**EXERCISE MATERIALS**
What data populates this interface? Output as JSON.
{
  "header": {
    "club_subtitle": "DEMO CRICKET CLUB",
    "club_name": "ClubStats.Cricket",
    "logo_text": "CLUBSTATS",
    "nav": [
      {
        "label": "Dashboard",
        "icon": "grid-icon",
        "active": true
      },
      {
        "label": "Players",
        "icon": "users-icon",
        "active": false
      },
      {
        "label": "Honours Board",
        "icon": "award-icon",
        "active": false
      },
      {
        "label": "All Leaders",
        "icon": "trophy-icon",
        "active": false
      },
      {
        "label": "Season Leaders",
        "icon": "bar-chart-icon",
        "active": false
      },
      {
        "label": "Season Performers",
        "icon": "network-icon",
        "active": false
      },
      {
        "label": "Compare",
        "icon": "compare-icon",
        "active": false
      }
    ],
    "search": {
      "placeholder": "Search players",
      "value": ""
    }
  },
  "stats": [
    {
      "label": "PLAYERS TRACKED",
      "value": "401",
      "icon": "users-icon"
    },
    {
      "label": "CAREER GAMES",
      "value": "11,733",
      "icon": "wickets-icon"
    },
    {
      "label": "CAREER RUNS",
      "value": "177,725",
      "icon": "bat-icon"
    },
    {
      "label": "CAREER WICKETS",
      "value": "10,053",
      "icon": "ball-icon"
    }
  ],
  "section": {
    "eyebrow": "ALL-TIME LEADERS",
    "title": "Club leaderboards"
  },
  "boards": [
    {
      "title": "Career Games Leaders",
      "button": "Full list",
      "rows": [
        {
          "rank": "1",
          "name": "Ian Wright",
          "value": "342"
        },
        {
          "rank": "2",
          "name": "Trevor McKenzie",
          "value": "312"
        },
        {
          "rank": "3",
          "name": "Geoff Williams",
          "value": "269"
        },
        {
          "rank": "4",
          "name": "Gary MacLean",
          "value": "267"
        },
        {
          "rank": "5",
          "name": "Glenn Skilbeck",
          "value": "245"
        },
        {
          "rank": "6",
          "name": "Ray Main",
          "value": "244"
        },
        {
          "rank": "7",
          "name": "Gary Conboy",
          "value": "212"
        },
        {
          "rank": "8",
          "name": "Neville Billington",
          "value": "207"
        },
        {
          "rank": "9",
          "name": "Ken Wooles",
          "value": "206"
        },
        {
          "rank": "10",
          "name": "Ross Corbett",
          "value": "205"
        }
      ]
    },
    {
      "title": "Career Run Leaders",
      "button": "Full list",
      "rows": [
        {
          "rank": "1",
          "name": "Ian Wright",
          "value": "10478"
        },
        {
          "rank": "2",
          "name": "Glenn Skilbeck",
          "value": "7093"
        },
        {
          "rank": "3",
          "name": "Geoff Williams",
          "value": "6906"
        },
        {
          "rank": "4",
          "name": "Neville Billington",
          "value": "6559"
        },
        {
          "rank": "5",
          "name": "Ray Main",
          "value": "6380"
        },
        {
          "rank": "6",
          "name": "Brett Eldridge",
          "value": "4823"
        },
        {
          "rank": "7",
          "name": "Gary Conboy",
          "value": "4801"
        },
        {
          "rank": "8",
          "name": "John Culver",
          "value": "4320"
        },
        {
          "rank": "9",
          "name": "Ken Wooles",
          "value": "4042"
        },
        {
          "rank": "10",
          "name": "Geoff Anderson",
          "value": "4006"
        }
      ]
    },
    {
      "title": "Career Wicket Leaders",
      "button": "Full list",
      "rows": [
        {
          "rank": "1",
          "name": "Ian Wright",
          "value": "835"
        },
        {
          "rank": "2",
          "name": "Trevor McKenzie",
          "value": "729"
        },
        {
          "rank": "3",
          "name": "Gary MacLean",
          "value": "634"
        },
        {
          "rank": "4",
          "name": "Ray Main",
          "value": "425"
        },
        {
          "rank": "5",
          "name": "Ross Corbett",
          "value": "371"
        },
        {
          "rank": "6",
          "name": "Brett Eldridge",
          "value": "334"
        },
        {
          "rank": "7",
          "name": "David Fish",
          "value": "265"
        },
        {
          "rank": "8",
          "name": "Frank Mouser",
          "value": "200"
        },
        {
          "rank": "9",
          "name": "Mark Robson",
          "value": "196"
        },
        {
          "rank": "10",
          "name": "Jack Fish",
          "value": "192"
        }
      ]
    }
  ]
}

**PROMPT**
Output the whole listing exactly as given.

**RESPONSE BELOW**
What data populates this interface? Output as JSON.
{
  "header": {
    "club_subtitle": "DEMO CRICKET CLUB",
    "club_name": "ClubStats.Cricket",
    "logo_text": "CLUBSTATS",
    "nav": [
      {
        "label": "Dashboard",
        "icon": "grid-icon",
        "active": true
      },
      {
        "label": "Players",
        "icon": "users-icon",
        "active": false
      },
      {
        "label": "Honours Board",
        "icon": "award-icon",
        "active": false
      },
      {
        "label": "All Leaders",
        "icon": "trophy-icon",
        "active": false
      },
      {
        "label": "Season Leaders",
        "icon": "bar-chart-icon",
        "active": false
      },
      {
        "label": "Season Performers",
        "icon": "network-icon",
        "active": false
      },
      {
        "label": "Compare",
        "icon": "compare-icon",
        "active": false
      }
    ],
    "search": {
      "placeholder": "Search players",
      "value": ""
    }
  },
  "stats": [
    {
      "label": "PLAYERS TRACKED",
      "value": "401",
      "icon": "users-icon"
    },
    {
      "label": "CAREER GAMES",
      "value": "11,733",
      "icon": "wickets-icon"
    },
    {
      "label": "CAREER RUNS",
      "value": "177,725",
      "icon": "bat-icon"
    },
    {
      "label": "CAREER WICKETS",
      "value": "10,053",
      "icon": "ball-icon"
    }
  ],
  "section": {
    "eyebrow": "ALL-TIME LEADERS",
    "title": "Club leaderboards"
  },
  "boards": [
    {
      "title": "Career Games Leaders",
      "button": "Full list",
      "rows": [
        {
          "rank": "1",
          "name": "Ian Wright",
          "value": "342"
        },
        {
          "rank": "2",
          "name": "Trevor McKenzie",
          "value": "312"
        },
        {
          "rank": "3",
          "name": "Geoff Williams",
          "value": "269"
        },
        {
          "rank": "4",
          "name": "Gary MacLean",
          "value": "267"
        },
        {
          "rank": "5",
          "name": "Glenn Skilbeck",
          "value": "245"
        },
        {
          "rank": "6",
          "name": "Ray Main",
          "value": "244"
        },
        {
          "rank": "7",
          "name": "Gary Conboy",
          "value": "212"
        },
        {
          "rank": "8",
          "name": "Neville Billington",
          "value": "207"
        },
        {
          "rank": "9",
          "name": "Ken Wooles",
          "value": "206"
        },
        {
          "rank": "10",
          "name": "Ross Corbett",
          "value": "205"
        }
      ]
    },
    {
      "title": "Career Run Leaders",
      "button": "Full list",
      "rows": [
        {
          "rank": "1",
          "name": "Ian Wright",
          "value": "10478"
        },
        {
          "rank": "2",
          "name": "Glenn Skilbeck",
          "value": "7093"
        },
        {
          "rank": "3",
          "name": "Geoff Williams",
          "value": "6906"
        },
        {
          "rank": "4",
          "name": "Neville Billington",
          "value": "6559"
        },
        {
          "rank": "5",
          "name": "Ray Main",
          "value": "6380"
        },
        {
          "rank": "6",
          "name": "Brett Eldridge",
          "value": "4823"
        },
        {
          "rank": "7",
          "name": "Gary Conboy",
          "value": "4801"
        },
        {
          "rank": "8",
          "name": "John Culver",
          "value": "4320"
        },
        {
          "rank": "9",
          "name": "Ken Wooles",
          "value": "4042"
        },
        {
          "rank": "10",
          "name": "Geoff Anderson",
          "value": "4006"
        }
      ]
    },
    {
      "title": "Career Wicket Leaders",
      "button": "Full list",
      "rows": [
        {
          "rank": "1",
          "name": "Ian Wright",
          "value": "835"
        },
        {
          "rank": "2",
          "name": "Trevor McKenzie",
          "value": "729"
        },
        {
          "rank": "3",
          "name": "Gary MacLean",
          "value": "634"
        },
        {
          "rank": "4",
          "name": "Ray Main",
          "value": "425"
        },
        {
          "rank": "5",
          "name": "Ross Corbett",
          "value": "371"
        },
        {
          "rank": "6",
          "name": "Brett Eldridge",
          "value": "334"
        },
        {
          "rank": "7",
          "name": "David Fish",
          "value": "265"
        },
        {
          "rank": "8",
          "name": "Frank Mouser",
          "value": "200"
        },
        {
          "rank": "9",
          "name": "Mark Robson",
          "value": "196"
        },
        {
          "rank": "10",
          "name": "Jack Fish",
          "value": "192"
        }
      ]
    }
  ]
}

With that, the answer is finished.